The BOE’s pill also highlighted that recent measures to ensure orderly market functioning and financial stability sought to preserve the effectiveness of monetary policy, but should not be considered monetary policy actions in themselves.
Bond yields, which move inversely to prices, rose again on Wednesday after Bank of England Governor Andrew Bailey confirmed that the emergency support mechanism would be withdrawn on Friday, giving LDIs around 72 hours to shore up their balance sheets. The 30 years gilded The yield reached 5% for the first time since before the bank’s historic intervention.
With gilt-edged turbulence expected to persist at least until the government’s fiscal policy update, some economists expect the market to force more targeted assistance from the bank in the coming weeks.
“It is very likely that the Bank of England will resume buying because two and two do not equal 22 – it is virtually impossible to wash out the huge amount of negative yielding bonds on pension fund balance sheets without serious pain, so it is very likely that they will seize in targeted ways and I would watch out because the next one is the ECB,” said Daniel Lacalle, chief economist at Tressis Gestion.
“What we are experiencing today in the UK is likely to be replicated by Italy, France, Germany even in the next few months.”
Luke Bartholomew, senior economist at Abrdn, noted the level of market uncertainty surrounding the government’s ability to deliver a credible fiscal package by the end of the month, suggesting volatility could persist and force the bank to further interventions.
“It is clear that the bank is trying to dispel concerns about fiscal dominance, where it would be forced into more permanent operations to support gilt yields in response to the volatility and repricing caused by the government’s fiscal policy,” Bartholomew said in a note on Wednesday.
“While the bank certainly needs to assert its independence and the primacy of its price stability mandate, it is far from clear how credible such statements are given the degree of vulnerability exposed in the gilt market.”
Other support measures persist
The temporary purchase program was only one of three components in the bank’s support package.
Chris Lupoli, UK interest rate and inflation strategist at BNP Paribastold CNBC on Thursday that the Bank of England remained focused on the temporary purchases that act as a “backstop.”
“This is also exemplified by the different valuation approach they take in the auctions compared to the approach of the historical monetary policy-based QE purchases,” he said, pointing to the relatively low values of daily purchases made by the bank up to 10 p.m. Wednesday.
“It is also reflected in the fact that they have only bought a fraction of the total initial maximum envelope, although this is also a direct function of the low volume of bonds offered in the auctions.”
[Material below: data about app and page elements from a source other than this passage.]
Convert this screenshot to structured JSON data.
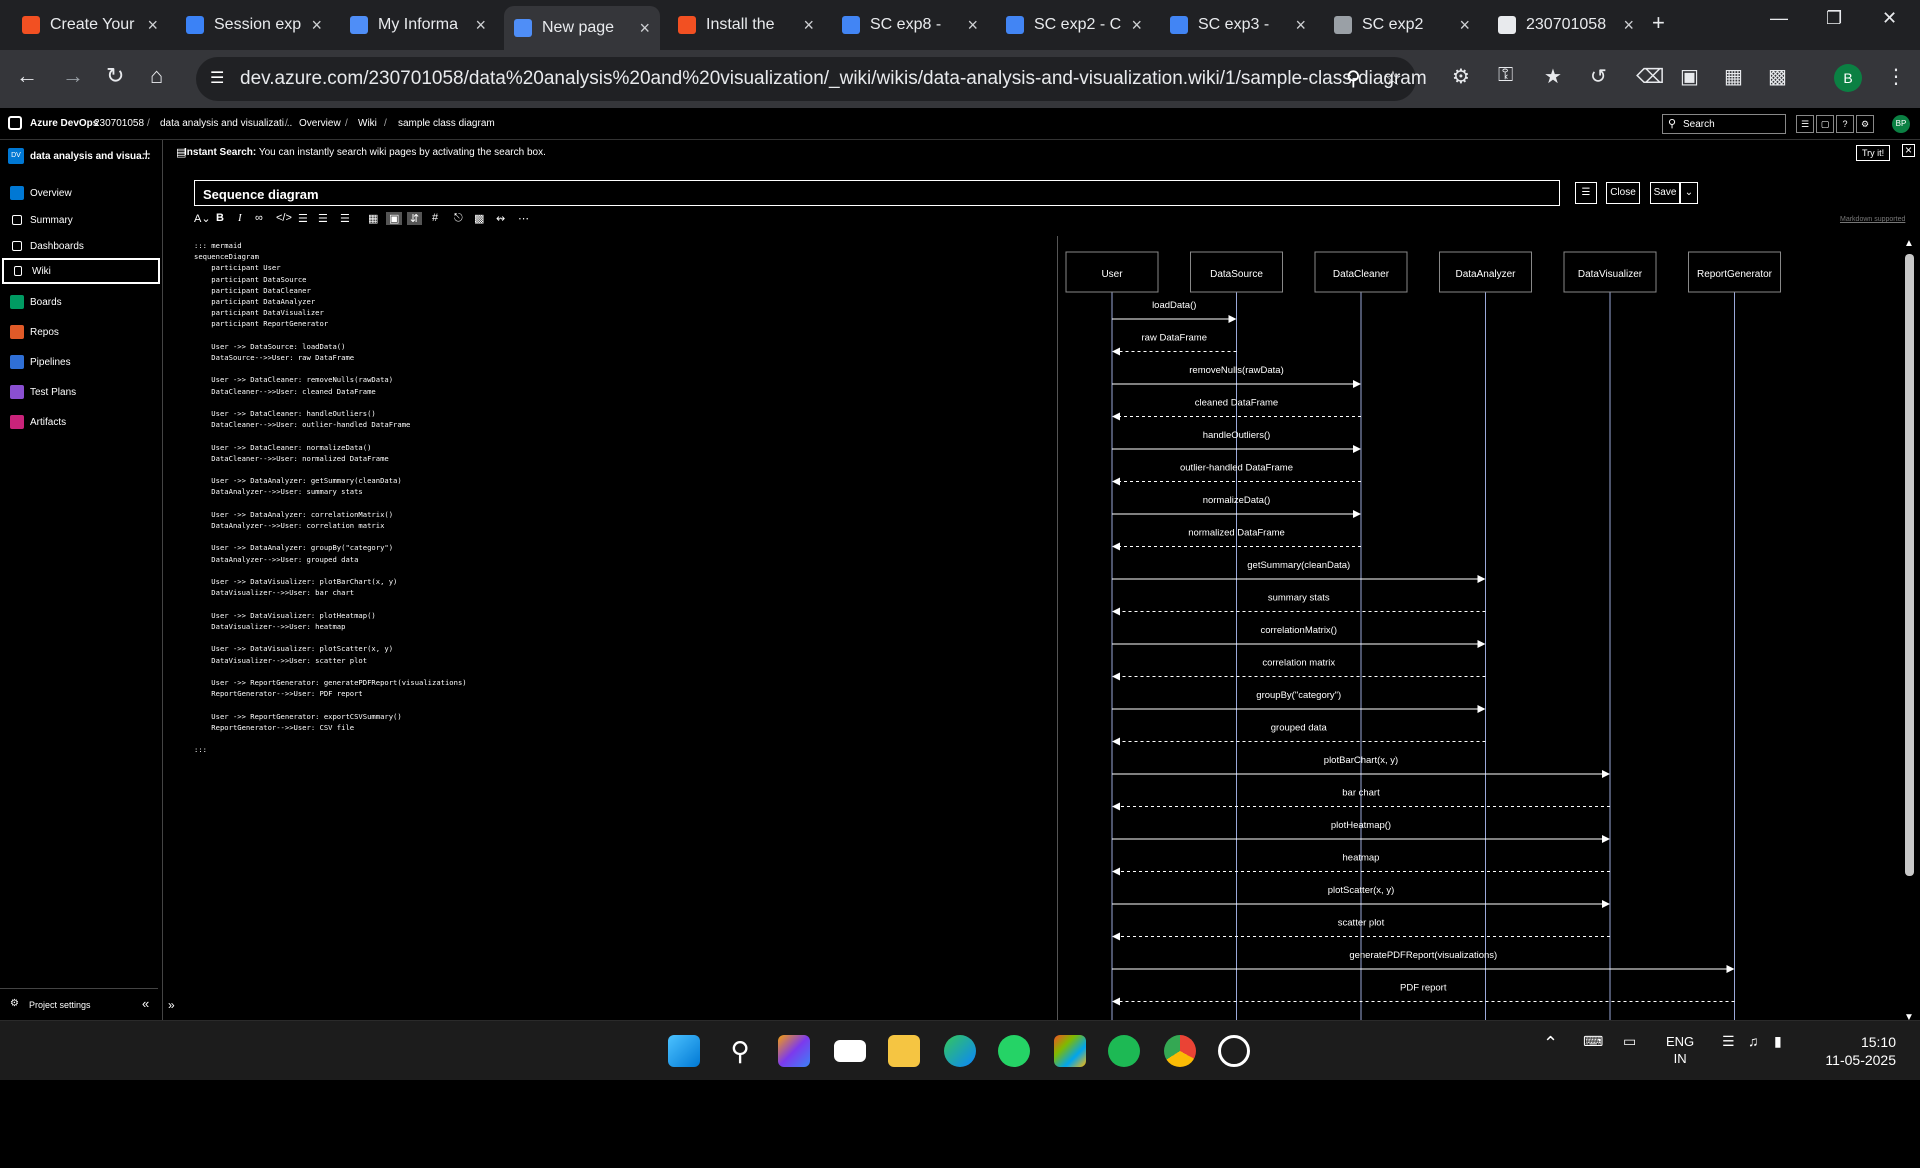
{
  "browser": {
    "tabs": [
      {
        "title": "Create Your",
        "color": "#f25022"
      },
      {
        "title": "Session exp",
        "color": "#3b82f6"
      },
      {
        "title": "My Informa",
        "color": "#4f8ef7"
      },
      {
        "title": "New page",
        "color": "#4f8ef7"
      },
      {
        "title": "Install the",
        "color": "#f25022"
      },
      {
        "title": "SC exp8 -",
        "color": "#4285f4"
      },
      {
        "title": "SC exp2 - C",
        "color": "#4285f4"
      },
      {
        "title": "SC exp3 -",
        "color": "#4285f4"
      },
      {
        "title": "SC exp2",
        "color": "#9aa0a6"
      },
      {
        "title": "230701058",
        "color": "#e8eaed"
      }
    ],
    "url": "dev.azure.com/230701058/data%20analysis%20and%20visualization/_wiki/wikis/data-analysis-and-visualization.wiki/1/sample-class-diagram",
    "profile_initial": "B"
  },
  "ado": {
    "brand": "Azure DevOps",
    "org": "230701058",
    "breadcrumbs": [
      "data analysis and visualizati...",
      "Overview",
      "Wiki",
      "sample class diagram"
    ],
    "search_placeholder": "Search",
    "user_initials": "BP",
    "project_name": "data analysis and visua...",
    "project_initials": "DV",
    "sidebar": [
      "Overview",
      "Summary",
      "Dashboards",
      "Wiki",
      "Boards",
      "Repos",
      "Pipelines",
      "Test Plans",
      "Artifacts"
    ],
    "project_settings": "Project settings",
    "banner_bold": "Instant Search:",
    "banner_text": "You can instantly search wiki pages by activating the search box.",
    "try_it": "Try it!",
    "page_title": "Sequence diagram",
    "close": "Close",
    "save": "Save",
    "markdown_supported": "Markdown supported"
  },
  "editor_lines": [
    "::: mermaid",
    "sequenceDiagram",
    "    participant User",
    "    participant DataSource",
    "    participant DataCleaner",
    "    participant DataAnalyzer",
    "    participant DataVisualizer",
    "    participant ReportGenerator",
    "",
    "    User ->> DataSource: loadData()",
    "    DataSource-->>User: raw DataFrame",
    "",
    "    User ->> DataCleaner: removeNulls(rawData)",
    "    DataCleaner-->>User: cleaned DataFrame",
    "",
    "    User ->> DataCleaner: handleOutliers()",
    "    DataCleaner-->>User: outlier-handled DataFrame",
    "",
    "    User ->> DataCleaner: normalizeData()",
    "    DataCleaner-->>User: normalized DataFrame",
    "",
    "    User ->> DataAnalyzer: getSummary(cleanData)",
    "    DataAnalyzer-->>User: summary stats",
    "",
    "    User ->> DataAnalyzer: correlationMatrix()",
    "    DataAnalyzer-->>User: correlation matrix",
    "",
    "    User ->> DataAnalyzer: groupBy(\"category\")",
    "    DataAnalyzer-->>User: grouped data",
    "",
    "    User ->> DataVisualizer: plotBarChart(x, y)",
    "    DataVisualizer-->>User: bar chart",
    "",
    "    User ->> DataVisualizer: plotHeatmap()",
    "    DataVisualizer-->>User: heatmap",
    "",
    "    User ->> DataVisualizer: plotScatter(x, y)",
    "    DataVisualizer-->>User: scatter plot",
    "",
    "    User ->> ReportGenerator: generatePDFReport(visualizations)",
    "    ReportGenerator-->>User: PDF report",
    "",
    "    User ->> ReportGenerator: exportCSVSummary()",
    "    ReportGenerator-->>User: CSV file",
    "",
    ":::"
  ],
  "diagram": {
    "participants": [
      "User",
      "DataSource",
      "DataCleaner",
      "DataAnalyzer",
      "DataVisualizer",
      "ReportGenerator"
    ],
    "messages": [
      {
        "from": 0,
        "to": 1,
        "label": "loadData()",
        "dashed": false
      },
      {
        "from": 1,
        "to": 0,
        "label": "raw DataFrame",
        "dashed": true
      },
      {
        "from": 0,
        "to": 2,
        "label": "removeNulls(rawData)",
        "dashed": false
      },
      {
        "from": 2,
        "to": 0,
        "label": "cleaned DataFrame",
        "dashed": true
      },
      {
        "from": 0,
        "to": 2,
        "label": "handleOutliers()",
        "dashed": false
      },
      {
        "from": 2,
        "to": 0,
        "label": "outlier-handled DataFrame",
        "dashed": true
      },
      {
        "from": 0,
        "to": 2,
        "label": "normalizeData()",
        "dashed": false
      },
      {
        "from": 2,
        "to": 0,
        "label": "normalized DataFrame",
        "dashed": true
      },
      {
        "from": 0,
        "to": 3,
        "label": "getSummary(cleanData)",
        "dashed": false
      },
      {
        "from": 3,
        "to": 0,
        "label": "summary stats",
        "dashed": true
      },
      {
        "from": 0,
        "to": 3,
        "label": "correlationMatrix()",
        "dashed": false
      },
      {
        "from": 3,
        "to": 0,
        "label": "correlation matrix",
        "dashed": true
      },
      {
        "from": 0,
        "to": 3,
        "label": "groupBy(\"category\")",
        "dashed": false
      },
      {
        "from": 3,
        "to": 0,
        "label": "grouped data",
        "dashed": true
      },
      {
        "from": 0,
        "to": 4,
        "label": "plotBarChart(x, y)",
        "dashed": false
      },
      {
        "from": 4,
        "to": 0,
        "label": "bar chart",
        "dashed": true
      },
      {
        "from": 0,
        "to": 4,
        "label": "plotHeatmap()",
        "dashed": false
      },
      {
        "from": 4,
        "to": 0,
        "label": "heatmap",
        "dashed": true
      },
      {
        "from": 0,
        "to": 4,
        "label": "plotScatter(x, y)",
        "dashed": false
      },
      {
        "from": 4,
        "to": 0,
        "label": "scatter plot",
        "dashed": true
      },
      {
        "from": 0,
        "to": 5,
        "label": "generatePDFReport(visualizations)",
        "dashed": false
      },
      {
        "from": 5,
        "to": 0,
        "label": "PDF report",
        "dashed": true
      }
    ]
  },
  "taskbar": {
    "lang1": "ENG",
    "lang2": "IN",
    "time": "15:10",
    "date": "11-05-2025"
  },
  "colors": {
    "lifeline": "#9aa8d8",
    "accent": "#0078d4"
  }
}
Lupoli suggested that the temporary purchases were an “incremental instrument in the BoE’s toolbox of financial supervision,” and could be deployed again in the future should an “analogous market dysfunction” arise that the bank considers a threat to financial stability.
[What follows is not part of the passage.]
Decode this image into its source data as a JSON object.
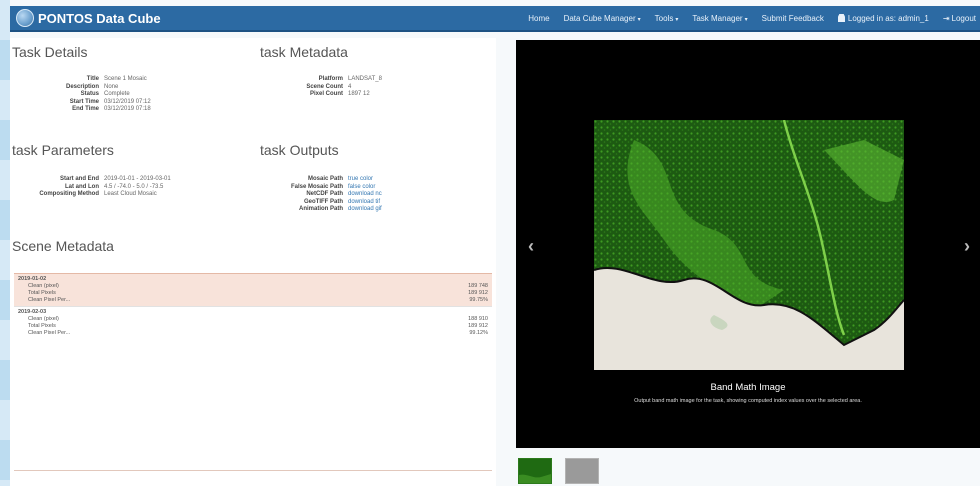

Crucially, the other two additional measures – the Temporary Extended Collateral Repo Facility (TECRF) and the extension of collateral for the indexed long-term repo operations – will not end on Friday.
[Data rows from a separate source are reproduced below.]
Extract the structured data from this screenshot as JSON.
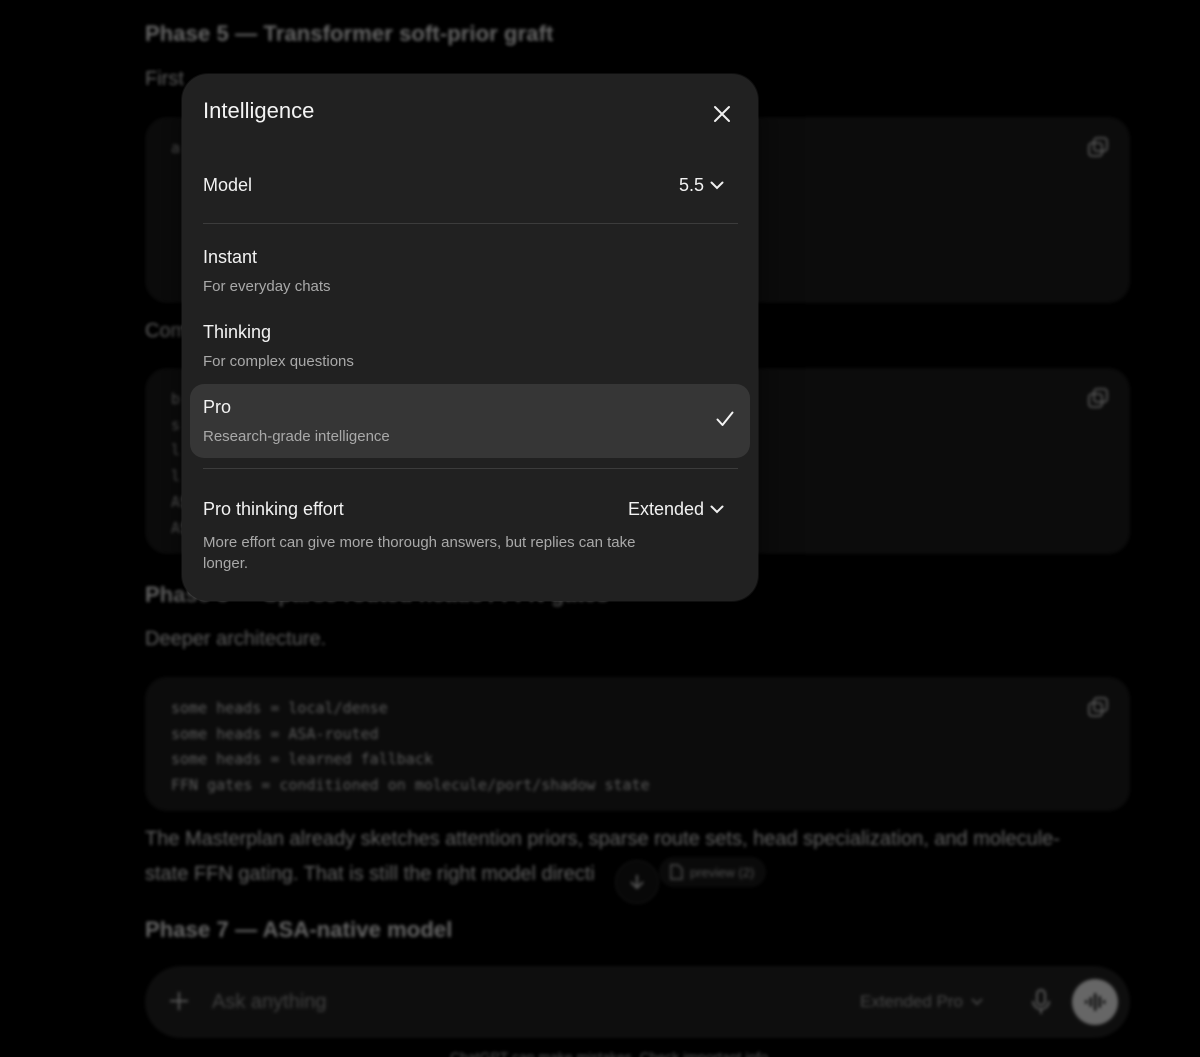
{
  "background": {
    "phase5_title": "Phase 5 — Transformer soft-prior graft",
    "phase5_intro": "First",
    "phase5_code": "a",
    "compare_intro": "Com",
    "block2_code_lines": [
      "b",
      "s",
      "l",
      "l",
      "AS",
      "AS"
    ],
    "phase6_title": "Phase 6 — Sparse routed heads / FFN gates",
    "phase6_intro": "Deeper architecture.",
    "phase6_code_lines": [
      "some heads = local/dense",
      "some heads = ASA-routed",
      "some heads = learned fallback",
      "FFN gates = conditioned on molecule/port/shadow state"
    ],
    "masterplan_line1": "The Masterplan already sketches attention priors, sparse route sets, head specialization, and molecule-",
    "masterplan_line2": "state FFN gating. That is still the right model directi",
    "preview_chip": "preview (2)",
    "phase7_title": "Phase 7 — ASA-native model",
    "composer": {
      "placeholder": "Ask anything",
      "mode_label": "Extended Pro"
    },
    "disclaimer": "ChatGPT can make mistakes. Check important info."
  },
  "modal": {
    "title": "Intelligence",
    "model_label": "Model",
    "model_value": "5.5",
    "options": [
      {
        "title": "Instant",
        "subtitle": "For everyday chats",
        "selected": false
      },
      {
        "title": "Thinking",
        "subtitle": "For complex questions",
        "selected": false
      },
      {
        "title": "Pro",
        "subtitle": "Research-grade intelligence",
        "selected": true
      }
    ],
    "effort_label": "Pro thinking effort",
    "effort_value": "Extended",
    "effort_description": "More effort can give more thorough answers, but replies can take longer."
  },
  "colors": {
    "modal_bg": "#212121",
    "selected_row_bg": "#363636",
    "page_bg": "#000000"
  }
}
Lupoli highlighted that the TECRF, which aims to enable banks to ease liquidity pressure on customers’ LDI funds via liquidity insurance operations, had been extended to include non-financial corporate bonds above a certain credit quality.
“Importantly, the ability to withdraw cash on this basis (in the first 30 days, which can be rolled out) until November 10, 2022; in other words, this important cash-generating channel, particularly aimed at the asset side of the pension funds, will continue beyond this Friday , he added.